The Marietta house (or hall, as they call it), is available on line in an article in MariettaPatch and on several other promotional pages. Its emphasis on geometrical clarity and on vertical alignment are just like Governor Fuqua's house, despite being Doric (Greek Doric without any column bases, too). Now, as Erv Dunham pointed out to me, the Fuqua house does not appear on the Sanborn property-insurance maps for 1911 and earlier; they show a house of a very different shape. On the 1916 map a house rendered as a square with six columns facing Napoleon Street and built close to the northern property line does appear and, evidently, is the Fuqua house still there today. Now Henry Fuqua's Hardware Company has been in business since 1883. Then, from 1916 he was also Warden of Angola Prison, where he seems to have made it the rather exceptional institution that it is even now. He was governor, though an important and estimable one, only for the last two years of his life. For more, see the Wikipedia, s.v., Henry L. Fuqua and references listed there. But it is the house that concerns me here. Erv Dunham suggests that it must have been moved to its present site, as many were. John Sykes confirms the practice of moving houses, when everything that went into a house made it more economical than the present habit of demolition and rebuilding, and not least in Baton Rouge. As to the date of the Fuqua house, its very striking resemblance to Colonel Brumby's of 1851 lends credence to what Gov. Fuqua's widow told John Sykes in 1954, that the house was then already a century old. That is not a document, of course, and I have seen it dated c. 1835.

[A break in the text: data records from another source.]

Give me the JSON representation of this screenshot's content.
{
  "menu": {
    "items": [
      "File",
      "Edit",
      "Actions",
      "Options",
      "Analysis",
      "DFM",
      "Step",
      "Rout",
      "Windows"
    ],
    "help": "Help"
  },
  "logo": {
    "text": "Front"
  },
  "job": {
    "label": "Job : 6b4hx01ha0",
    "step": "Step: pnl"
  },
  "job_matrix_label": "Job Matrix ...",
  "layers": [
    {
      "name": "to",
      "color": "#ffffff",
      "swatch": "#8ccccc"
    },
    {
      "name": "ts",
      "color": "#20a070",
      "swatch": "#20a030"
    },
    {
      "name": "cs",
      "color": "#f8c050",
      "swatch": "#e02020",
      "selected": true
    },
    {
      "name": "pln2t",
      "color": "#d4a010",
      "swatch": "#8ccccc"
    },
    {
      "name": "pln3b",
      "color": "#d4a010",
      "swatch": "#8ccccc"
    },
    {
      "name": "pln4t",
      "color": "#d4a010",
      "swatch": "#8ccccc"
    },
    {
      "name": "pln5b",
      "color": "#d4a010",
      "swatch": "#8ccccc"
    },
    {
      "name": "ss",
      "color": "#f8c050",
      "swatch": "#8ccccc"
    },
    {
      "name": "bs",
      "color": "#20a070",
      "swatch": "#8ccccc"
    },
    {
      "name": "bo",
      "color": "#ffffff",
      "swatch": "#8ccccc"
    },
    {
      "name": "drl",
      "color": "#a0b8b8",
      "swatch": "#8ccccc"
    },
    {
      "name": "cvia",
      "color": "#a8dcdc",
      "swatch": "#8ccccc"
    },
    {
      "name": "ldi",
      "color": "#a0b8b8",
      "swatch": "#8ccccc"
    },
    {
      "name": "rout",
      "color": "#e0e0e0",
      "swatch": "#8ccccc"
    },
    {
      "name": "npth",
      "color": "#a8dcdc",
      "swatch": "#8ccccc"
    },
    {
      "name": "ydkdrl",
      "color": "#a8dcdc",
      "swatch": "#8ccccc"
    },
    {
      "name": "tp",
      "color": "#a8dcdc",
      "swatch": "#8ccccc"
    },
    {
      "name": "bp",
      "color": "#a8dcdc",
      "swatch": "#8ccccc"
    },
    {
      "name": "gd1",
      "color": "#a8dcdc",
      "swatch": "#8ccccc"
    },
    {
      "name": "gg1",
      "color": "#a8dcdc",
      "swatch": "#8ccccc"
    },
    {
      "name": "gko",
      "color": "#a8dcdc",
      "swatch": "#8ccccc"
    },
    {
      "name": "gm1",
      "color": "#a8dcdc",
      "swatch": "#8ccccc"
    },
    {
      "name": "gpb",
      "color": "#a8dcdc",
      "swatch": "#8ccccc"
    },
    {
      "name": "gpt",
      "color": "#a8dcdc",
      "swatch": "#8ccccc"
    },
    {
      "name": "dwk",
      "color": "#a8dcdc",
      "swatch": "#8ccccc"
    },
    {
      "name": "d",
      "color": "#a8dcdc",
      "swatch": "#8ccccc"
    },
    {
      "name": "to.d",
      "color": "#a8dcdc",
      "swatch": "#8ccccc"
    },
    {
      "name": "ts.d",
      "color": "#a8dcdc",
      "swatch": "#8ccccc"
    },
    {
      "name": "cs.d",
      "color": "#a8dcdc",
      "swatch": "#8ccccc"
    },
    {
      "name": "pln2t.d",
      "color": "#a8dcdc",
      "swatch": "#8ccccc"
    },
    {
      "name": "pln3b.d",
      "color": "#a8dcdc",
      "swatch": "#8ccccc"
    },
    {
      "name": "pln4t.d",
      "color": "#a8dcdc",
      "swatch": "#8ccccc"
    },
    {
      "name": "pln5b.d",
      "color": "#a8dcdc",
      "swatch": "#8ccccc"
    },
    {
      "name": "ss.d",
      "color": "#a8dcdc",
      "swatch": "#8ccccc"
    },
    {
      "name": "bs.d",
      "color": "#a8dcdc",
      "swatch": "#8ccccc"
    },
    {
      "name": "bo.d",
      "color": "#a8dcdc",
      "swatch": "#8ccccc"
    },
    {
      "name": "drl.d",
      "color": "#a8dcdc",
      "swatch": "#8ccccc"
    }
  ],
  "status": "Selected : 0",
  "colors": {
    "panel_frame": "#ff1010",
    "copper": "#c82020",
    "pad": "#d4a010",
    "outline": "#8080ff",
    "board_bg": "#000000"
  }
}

What, finally, is the chance that when Henry Howard went to Georgia he left his mark there, even though during the War he was working for the Confederate war effort?
Fact is, that thinking of our visiting the River Road plantations in the early 1980s (probably 1983 or 1984), I kept thinking of seeing such pediments there. When I went to my scanned files I found that indeed it was Madewood that had made me like the Governor's house at sight.
Of course, building in wood the houses in Marietta and Baton Rouge are lighter (and smaller, too).
What makes Greek Revival style so difficult is their working from those wonderful big books, from Thomas Jefferson's using the actually tiny Temple of Athena Nike on the SW bastion of the Athens Acropolis (or was it the not much larger Maison Carrée at Nîmes?), all laid out for him in beautiful engravings, for the Virginia Capitol, just as Robert Adam had used earlier folios of Rome and Pompeii. One would think that Henry Howard was steeped even as a boy in such books. His formation is in fact, I think, more Jeffersonian than of Latrobe's kind. But I can't find pictures of houses by Latrobe.
I forget who it was who pointed out that the history of architecture is strongly conditioned by the cost of important buildings and building projects and their involving great private wealth when they didn't in fact involve public monies.
So I have spent a lot of time speculating and trying to ground speculation in whatever else I could find. For example: what was going on in Baton Rouge just before war broke out in Europe? Why are so many things datable c. 1912: the three most prestigious houses in Roseland Terrace (for which we have Mr. Cazadessous' photographs), the eight-story skyscrapter of Mr. Roumain on 3rd Street and his very opulent house at 201 St. Charles in Beauregard Town? Has it anything to do with the Bayou Sara flood at St. Francisville in 1912? Could a house be moved the 25 miles, more or less, to Baton Rouge from the Felicianas? Well, perhaps that's too fanciful. Was Henry Fuqua's Hardware Company profitable enough (but in 1912 he was 47, the prime of life) to enable him to move such a house from wherever it had been?